(Element data from apps and pages)

--

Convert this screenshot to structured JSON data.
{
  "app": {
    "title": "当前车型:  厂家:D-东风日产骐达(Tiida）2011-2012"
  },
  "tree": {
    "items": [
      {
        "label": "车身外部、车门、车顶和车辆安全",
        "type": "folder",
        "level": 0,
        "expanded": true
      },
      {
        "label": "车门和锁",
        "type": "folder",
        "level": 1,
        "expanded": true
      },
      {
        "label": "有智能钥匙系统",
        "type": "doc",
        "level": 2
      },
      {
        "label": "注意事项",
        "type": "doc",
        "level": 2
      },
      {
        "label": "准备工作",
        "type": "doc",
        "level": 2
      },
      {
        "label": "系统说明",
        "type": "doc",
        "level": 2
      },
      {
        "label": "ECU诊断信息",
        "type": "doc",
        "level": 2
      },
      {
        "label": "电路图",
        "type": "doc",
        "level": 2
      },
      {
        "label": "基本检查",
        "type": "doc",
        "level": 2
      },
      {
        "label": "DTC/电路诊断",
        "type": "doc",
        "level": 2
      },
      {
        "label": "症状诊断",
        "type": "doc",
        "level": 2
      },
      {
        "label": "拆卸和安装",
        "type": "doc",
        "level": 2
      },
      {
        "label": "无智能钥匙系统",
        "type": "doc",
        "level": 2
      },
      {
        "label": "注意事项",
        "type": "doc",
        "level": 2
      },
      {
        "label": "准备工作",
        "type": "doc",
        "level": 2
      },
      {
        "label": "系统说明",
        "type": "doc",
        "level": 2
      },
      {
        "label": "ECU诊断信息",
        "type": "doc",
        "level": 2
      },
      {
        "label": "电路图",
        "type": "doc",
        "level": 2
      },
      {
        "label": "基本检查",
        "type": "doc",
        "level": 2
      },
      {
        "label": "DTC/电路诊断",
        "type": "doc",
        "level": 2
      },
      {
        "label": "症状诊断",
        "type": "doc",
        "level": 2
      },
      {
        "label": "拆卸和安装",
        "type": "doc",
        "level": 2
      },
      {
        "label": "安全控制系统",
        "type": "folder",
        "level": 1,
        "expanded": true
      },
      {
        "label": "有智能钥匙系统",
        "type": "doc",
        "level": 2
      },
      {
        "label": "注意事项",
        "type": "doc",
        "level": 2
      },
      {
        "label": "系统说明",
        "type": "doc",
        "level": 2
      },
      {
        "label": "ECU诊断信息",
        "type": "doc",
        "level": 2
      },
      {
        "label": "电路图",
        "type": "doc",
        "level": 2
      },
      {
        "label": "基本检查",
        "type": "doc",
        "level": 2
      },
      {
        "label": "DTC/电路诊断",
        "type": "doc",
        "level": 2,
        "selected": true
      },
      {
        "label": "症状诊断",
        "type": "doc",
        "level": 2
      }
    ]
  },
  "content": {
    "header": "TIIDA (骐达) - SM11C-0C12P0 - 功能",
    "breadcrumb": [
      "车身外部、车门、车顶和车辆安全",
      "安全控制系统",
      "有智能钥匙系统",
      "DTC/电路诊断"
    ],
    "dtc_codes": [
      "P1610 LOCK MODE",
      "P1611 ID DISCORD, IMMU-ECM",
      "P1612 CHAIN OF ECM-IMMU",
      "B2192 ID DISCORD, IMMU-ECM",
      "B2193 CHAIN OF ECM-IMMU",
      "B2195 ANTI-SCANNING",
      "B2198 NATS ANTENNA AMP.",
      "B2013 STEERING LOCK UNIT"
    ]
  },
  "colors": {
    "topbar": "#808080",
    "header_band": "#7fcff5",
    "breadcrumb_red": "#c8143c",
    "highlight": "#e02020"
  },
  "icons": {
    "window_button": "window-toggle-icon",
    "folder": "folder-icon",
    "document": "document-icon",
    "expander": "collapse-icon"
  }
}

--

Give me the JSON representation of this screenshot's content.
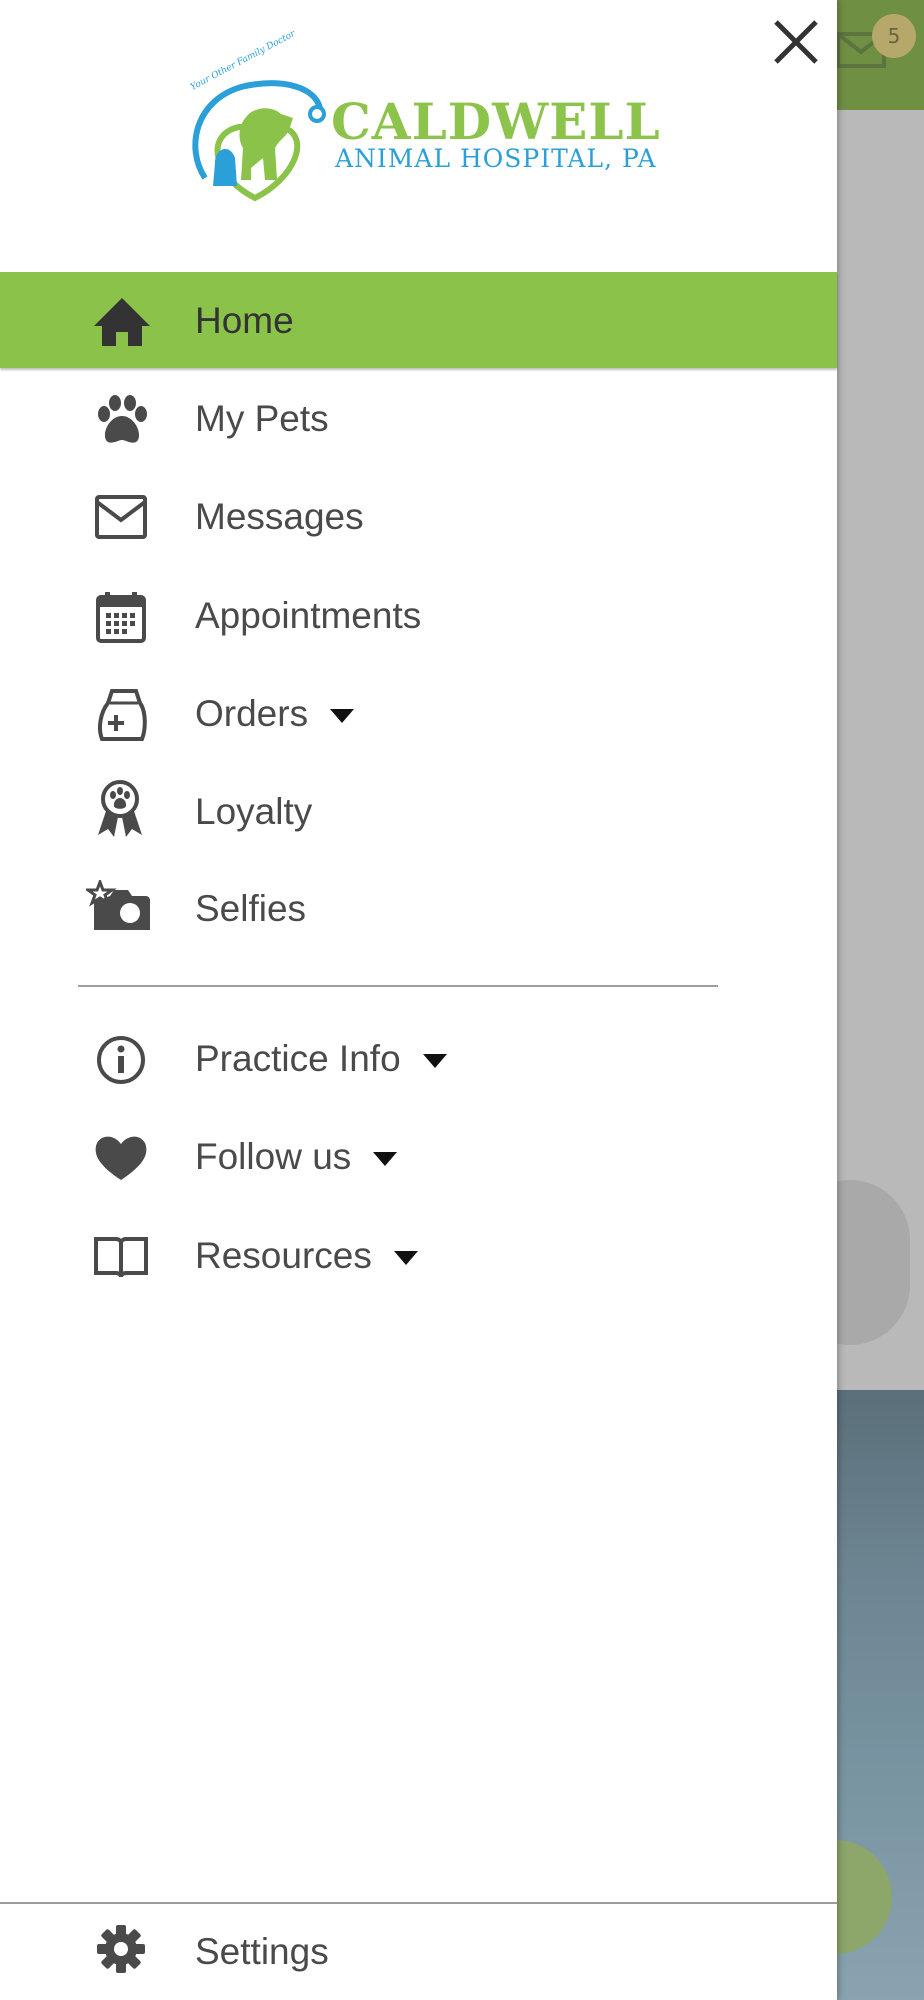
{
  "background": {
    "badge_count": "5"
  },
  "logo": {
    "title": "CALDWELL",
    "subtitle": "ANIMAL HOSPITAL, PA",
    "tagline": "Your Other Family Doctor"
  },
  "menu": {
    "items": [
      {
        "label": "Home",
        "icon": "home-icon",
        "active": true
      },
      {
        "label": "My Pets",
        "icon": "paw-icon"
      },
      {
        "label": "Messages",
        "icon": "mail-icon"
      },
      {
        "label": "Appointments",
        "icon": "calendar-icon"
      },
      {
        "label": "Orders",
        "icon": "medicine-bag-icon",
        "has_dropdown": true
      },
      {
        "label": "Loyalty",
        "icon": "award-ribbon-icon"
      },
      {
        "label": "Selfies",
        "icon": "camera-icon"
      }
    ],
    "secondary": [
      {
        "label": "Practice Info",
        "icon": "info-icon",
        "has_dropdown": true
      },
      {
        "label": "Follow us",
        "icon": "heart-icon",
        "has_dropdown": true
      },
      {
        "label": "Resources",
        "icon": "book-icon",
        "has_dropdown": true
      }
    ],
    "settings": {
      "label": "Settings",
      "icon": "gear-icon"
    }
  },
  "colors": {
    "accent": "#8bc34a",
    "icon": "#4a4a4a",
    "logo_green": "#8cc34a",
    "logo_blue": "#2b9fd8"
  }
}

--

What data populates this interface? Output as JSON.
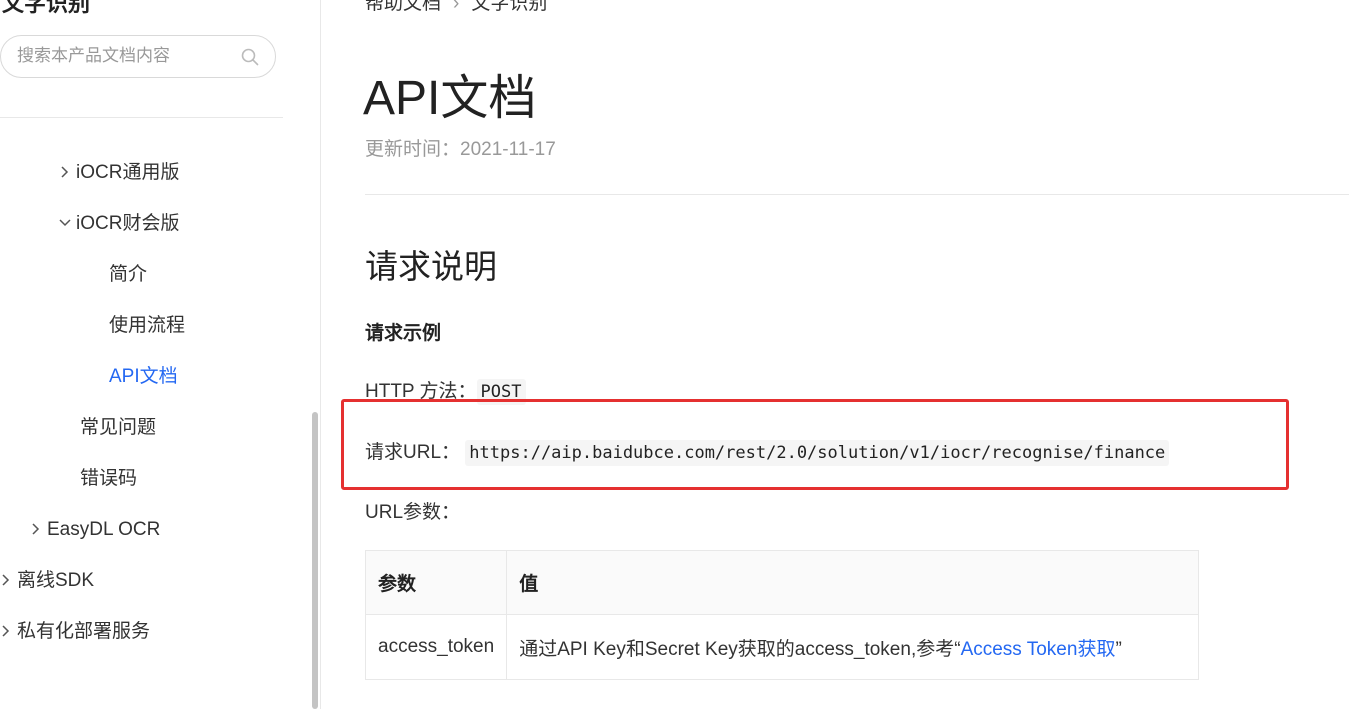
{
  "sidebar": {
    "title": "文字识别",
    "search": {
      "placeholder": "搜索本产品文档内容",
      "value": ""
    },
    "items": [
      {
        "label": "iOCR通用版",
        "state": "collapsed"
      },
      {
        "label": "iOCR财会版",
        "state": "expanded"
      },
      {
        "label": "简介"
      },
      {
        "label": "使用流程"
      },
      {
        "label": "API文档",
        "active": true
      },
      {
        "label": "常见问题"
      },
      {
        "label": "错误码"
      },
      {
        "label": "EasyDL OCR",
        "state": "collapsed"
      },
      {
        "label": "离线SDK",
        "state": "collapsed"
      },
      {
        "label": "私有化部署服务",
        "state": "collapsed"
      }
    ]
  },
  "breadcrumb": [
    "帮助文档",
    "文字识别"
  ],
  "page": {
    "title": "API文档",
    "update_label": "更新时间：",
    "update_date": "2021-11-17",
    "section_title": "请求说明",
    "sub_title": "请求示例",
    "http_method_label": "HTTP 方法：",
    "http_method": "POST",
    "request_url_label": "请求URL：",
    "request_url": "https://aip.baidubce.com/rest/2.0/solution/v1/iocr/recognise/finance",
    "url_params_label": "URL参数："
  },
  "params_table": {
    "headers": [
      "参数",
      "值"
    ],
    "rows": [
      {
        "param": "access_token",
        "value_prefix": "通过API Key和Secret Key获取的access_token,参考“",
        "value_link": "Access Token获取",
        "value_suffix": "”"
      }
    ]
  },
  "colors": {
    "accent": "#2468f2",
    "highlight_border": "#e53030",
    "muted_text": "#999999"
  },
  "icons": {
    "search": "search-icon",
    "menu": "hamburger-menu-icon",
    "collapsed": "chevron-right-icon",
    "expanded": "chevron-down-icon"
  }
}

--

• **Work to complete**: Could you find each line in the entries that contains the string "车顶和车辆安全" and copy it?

• **Reply**:
        "label": "车身外部、车门、车顶和车辆安全",
      "车身外部、车门、车顶和车辆安全",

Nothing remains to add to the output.